There is no evidence of widespread voter fraud in Florida, and Scott's search for ineligible voters is looking for the proverbial needle in the haystack. Out of more than 11 million registered voters, state officials started with a list of potential suspects of more than 180,000. Then they sent a list of 2,625 suspects to elections supervisors that was so flawed the supervisors put a stop to the purge effort. Then the state agreed to abandon that list, ran names through a federal database of noncitizens and finally emailed a list Wednesday of 198 potentially ineligible voters. That's 198 out of 11,446,540 registered voters.
After all of that, the state's list still cannot be trusted. In Hillsborough County, the number of suspects has dropped from 72 to two — and both of those names already have been removed from the voter registration rolls. In Pinellas County, the number dropped from 36 to five. Two of those already have been removed from the rolls and two others have remained on the rolls because their status is uncertain. It's even more of a mess in South Florida, where 119 are on the lists in Miami-Dade, Broward and Palm Beach counties. The Miami Herald reports some of the residents on those lists insist they are citizens, some acknowledge they are not and some who records show have voted in previous elections deny that they did. No one should vote illegally, and anyone who does should face criminal charges. But this is not a responsible way to ensure the integrity of voting rolls that turn out to be very well managed by county elections supervisors.

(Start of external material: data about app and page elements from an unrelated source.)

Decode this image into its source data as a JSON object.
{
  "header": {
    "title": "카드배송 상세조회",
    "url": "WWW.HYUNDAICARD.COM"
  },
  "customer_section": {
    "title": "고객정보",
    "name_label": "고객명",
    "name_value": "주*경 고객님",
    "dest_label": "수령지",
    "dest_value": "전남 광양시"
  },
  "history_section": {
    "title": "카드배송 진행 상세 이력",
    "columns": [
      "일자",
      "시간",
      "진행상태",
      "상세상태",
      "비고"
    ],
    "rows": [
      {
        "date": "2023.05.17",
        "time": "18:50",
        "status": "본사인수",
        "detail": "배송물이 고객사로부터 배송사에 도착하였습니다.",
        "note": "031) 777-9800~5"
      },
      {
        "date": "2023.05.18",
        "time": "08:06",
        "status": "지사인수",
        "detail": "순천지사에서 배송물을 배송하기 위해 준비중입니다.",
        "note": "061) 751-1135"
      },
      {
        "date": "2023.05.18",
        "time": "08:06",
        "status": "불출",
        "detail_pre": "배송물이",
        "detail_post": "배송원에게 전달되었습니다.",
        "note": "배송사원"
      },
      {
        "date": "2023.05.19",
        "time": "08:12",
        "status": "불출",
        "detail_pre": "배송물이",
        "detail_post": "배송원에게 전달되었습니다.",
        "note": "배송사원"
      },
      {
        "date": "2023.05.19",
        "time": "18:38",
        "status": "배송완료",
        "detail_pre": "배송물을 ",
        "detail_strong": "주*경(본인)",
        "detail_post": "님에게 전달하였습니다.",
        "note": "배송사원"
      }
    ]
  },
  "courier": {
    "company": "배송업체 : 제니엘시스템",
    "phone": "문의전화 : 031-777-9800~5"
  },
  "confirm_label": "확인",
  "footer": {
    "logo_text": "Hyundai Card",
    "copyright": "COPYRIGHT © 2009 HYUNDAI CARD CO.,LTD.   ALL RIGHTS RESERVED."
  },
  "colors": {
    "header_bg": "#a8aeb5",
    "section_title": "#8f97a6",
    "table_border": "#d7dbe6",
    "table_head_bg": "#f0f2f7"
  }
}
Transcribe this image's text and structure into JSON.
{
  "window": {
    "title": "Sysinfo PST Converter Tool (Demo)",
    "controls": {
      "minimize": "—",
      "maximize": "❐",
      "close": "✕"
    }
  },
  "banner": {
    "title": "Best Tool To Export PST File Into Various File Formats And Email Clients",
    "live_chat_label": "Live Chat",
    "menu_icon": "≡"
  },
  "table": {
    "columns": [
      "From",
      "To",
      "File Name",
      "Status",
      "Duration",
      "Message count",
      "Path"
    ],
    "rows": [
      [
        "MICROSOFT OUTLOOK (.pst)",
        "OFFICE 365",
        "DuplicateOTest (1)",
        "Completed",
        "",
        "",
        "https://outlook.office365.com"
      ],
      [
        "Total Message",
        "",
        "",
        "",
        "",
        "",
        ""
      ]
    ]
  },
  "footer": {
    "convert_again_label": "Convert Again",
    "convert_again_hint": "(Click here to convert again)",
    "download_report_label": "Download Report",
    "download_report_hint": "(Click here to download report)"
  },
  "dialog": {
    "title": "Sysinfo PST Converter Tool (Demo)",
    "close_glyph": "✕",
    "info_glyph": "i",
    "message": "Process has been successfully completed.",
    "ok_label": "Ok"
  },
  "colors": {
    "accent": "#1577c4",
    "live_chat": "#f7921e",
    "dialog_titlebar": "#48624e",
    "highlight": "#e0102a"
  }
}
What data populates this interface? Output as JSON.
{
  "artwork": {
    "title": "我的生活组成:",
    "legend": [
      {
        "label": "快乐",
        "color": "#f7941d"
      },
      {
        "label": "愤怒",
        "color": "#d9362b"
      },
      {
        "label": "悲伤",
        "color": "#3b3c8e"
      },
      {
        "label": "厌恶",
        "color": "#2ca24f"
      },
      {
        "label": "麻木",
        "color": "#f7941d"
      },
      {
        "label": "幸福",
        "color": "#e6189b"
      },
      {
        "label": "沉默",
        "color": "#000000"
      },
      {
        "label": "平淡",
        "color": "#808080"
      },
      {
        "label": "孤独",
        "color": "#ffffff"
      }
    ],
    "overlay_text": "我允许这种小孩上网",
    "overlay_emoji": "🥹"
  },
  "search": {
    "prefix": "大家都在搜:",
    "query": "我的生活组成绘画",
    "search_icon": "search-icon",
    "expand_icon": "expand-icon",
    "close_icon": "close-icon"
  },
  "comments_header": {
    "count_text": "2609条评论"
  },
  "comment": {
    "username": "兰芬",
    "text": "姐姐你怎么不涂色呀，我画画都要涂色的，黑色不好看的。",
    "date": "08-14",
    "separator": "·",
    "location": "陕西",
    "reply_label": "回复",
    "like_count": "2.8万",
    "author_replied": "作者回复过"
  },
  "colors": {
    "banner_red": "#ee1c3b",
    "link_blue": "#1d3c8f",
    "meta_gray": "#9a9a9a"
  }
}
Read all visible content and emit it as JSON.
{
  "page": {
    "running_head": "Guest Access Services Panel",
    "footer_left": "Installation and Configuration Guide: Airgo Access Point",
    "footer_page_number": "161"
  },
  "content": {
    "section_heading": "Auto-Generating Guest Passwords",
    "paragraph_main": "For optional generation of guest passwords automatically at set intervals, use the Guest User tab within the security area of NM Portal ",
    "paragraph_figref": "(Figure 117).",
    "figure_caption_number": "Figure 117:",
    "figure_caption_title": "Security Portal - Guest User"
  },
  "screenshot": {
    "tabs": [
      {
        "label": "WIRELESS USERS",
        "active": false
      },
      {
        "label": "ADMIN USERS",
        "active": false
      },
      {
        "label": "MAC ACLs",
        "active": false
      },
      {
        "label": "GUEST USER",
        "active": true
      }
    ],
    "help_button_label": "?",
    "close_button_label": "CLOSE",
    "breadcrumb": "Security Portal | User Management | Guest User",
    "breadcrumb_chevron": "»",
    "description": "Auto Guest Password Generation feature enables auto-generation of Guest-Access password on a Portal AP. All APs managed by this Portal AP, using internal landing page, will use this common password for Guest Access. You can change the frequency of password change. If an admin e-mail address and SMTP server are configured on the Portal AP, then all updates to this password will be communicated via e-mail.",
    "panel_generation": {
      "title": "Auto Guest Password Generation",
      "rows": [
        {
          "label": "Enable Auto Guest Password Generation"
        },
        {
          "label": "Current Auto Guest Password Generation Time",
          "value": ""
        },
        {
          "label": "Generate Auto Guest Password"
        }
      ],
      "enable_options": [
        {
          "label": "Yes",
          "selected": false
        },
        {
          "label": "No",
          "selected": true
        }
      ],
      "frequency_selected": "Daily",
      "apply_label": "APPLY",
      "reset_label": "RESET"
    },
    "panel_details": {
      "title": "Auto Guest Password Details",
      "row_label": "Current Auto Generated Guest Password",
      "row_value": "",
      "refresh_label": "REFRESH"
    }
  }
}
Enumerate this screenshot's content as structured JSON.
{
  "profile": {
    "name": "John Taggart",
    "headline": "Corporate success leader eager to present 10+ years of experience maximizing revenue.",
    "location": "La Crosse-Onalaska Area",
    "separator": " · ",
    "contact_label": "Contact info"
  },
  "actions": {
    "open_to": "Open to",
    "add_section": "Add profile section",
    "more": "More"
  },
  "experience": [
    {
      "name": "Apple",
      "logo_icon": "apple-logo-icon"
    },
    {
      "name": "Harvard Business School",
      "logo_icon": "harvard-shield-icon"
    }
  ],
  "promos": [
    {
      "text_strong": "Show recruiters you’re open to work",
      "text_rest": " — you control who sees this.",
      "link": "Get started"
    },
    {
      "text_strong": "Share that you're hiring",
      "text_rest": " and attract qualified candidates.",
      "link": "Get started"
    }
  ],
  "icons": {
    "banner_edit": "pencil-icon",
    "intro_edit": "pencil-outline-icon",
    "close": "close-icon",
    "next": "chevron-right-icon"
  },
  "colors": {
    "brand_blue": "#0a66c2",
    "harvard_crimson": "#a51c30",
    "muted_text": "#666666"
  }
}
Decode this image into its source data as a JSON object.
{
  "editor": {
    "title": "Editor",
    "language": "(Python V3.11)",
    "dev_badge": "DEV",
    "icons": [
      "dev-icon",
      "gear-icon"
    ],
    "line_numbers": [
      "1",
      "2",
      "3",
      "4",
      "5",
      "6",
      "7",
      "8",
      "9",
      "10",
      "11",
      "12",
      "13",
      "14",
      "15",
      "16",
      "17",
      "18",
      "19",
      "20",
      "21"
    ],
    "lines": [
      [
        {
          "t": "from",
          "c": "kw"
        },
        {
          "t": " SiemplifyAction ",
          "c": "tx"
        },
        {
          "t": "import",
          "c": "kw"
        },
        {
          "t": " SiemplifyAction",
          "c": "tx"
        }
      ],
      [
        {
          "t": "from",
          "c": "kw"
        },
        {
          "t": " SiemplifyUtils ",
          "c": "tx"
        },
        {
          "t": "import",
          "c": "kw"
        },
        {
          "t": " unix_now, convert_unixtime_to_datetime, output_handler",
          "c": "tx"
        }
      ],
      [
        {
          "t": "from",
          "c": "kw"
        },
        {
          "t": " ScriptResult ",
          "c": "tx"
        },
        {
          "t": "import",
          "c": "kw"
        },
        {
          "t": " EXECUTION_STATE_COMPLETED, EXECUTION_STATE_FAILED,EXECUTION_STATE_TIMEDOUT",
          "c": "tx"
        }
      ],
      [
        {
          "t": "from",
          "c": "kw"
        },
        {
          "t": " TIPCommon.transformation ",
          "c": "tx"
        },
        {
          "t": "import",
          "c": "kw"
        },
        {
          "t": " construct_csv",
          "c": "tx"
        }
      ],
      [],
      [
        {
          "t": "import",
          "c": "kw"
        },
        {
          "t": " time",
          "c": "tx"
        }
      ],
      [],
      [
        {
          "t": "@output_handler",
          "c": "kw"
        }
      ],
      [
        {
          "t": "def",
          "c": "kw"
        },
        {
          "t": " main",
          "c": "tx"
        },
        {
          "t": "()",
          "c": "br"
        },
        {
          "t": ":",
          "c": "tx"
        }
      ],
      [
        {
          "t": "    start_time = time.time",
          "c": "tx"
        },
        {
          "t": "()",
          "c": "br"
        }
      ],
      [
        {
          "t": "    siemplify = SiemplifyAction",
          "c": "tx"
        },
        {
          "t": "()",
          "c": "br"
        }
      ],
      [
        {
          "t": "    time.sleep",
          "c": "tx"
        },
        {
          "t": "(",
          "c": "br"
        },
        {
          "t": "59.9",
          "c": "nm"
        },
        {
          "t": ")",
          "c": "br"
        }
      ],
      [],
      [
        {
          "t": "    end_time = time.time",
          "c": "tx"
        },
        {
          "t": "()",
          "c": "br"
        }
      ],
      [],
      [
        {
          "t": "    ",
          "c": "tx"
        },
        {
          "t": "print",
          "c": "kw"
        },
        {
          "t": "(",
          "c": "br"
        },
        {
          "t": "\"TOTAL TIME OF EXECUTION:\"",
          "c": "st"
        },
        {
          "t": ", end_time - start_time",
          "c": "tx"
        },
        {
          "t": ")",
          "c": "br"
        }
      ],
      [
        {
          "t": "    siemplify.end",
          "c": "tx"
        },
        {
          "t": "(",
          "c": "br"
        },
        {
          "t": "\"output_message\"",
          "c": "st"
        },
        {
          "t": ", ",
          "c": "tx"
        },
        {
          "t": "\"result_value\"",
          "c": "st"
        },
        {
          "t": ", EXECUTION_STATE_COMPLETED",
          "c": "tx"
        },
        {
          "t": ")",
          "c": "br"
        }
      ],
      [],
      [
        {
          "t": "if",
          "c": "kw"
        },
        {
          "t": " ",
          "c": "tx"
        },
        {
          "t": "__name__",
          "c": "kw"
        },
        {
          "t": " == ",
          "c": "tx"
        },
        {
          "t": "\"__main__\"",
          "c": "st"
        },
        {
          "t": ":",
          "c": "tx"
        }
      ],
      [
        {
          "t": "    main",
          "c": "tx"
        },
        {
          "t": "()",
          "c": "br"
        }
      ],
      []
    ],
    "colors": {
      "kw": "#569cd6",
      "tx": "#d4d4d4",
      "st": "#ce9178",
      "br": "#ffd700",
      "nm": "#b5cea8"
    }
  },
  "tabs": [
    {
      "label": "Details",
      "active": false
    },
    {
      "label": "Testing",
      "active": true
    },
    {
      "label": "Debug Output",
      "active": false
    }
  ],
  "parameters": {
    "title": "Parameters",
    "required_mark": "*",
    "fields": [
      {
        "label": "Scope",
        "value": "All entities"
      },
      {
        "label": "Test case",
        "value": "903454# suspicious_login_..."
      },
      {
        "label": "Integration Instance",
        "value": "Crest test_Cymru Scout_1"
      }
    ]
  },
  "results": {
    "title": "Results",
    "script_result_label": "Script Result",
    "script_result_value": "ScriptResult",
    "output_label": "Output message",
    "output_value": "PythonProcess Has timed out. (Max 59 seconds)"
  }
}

With overseas ballots already out and mail ballots set to be sent Tuesday, there is no time to do this right. Elections supervisors have to do their own research on each voter on the state's list, and they do not even have access yet to the federal database to check the state's work. Then they must send certified letters to those they believe are potential noncitizens, who have 30 days to show proof that they are citizens and eligible to vote. Good luck getting all of this done before someone votes by mail or before the Nov. 6 election. The rights of a citizen to vote should not be chilled by a threatening letter that turns out to be based on wrong information as ballots are being distributed.
It is no surprise that the state's list of potentially ineligible voters is disproportionately filled with Democrats, Hispanics and African-Americans. What is surprising is that a Republican governor who claims to represent all Floridians and demands data-driven results stubbornly refuses to abandon such a fundamentally flawed, unfair effort. As Pinellas Supervisor of Elections Deborah Clark told the Tampa Bay Times editorial board Thursday, "I'm so sorry Florida is doing this right now. This does not reflect positively on Florida's election process.''
No, it doesn't. This is shameless voter suppression insisted upon by the governor. It it is exactly the reason why federal law prohibits voter roll purges within 90 days of an election, and the courts should stop this fiasco before it goes any further. If a judge won't, it will be up to county elections supervisors once again to protect legitimate voters from their state government.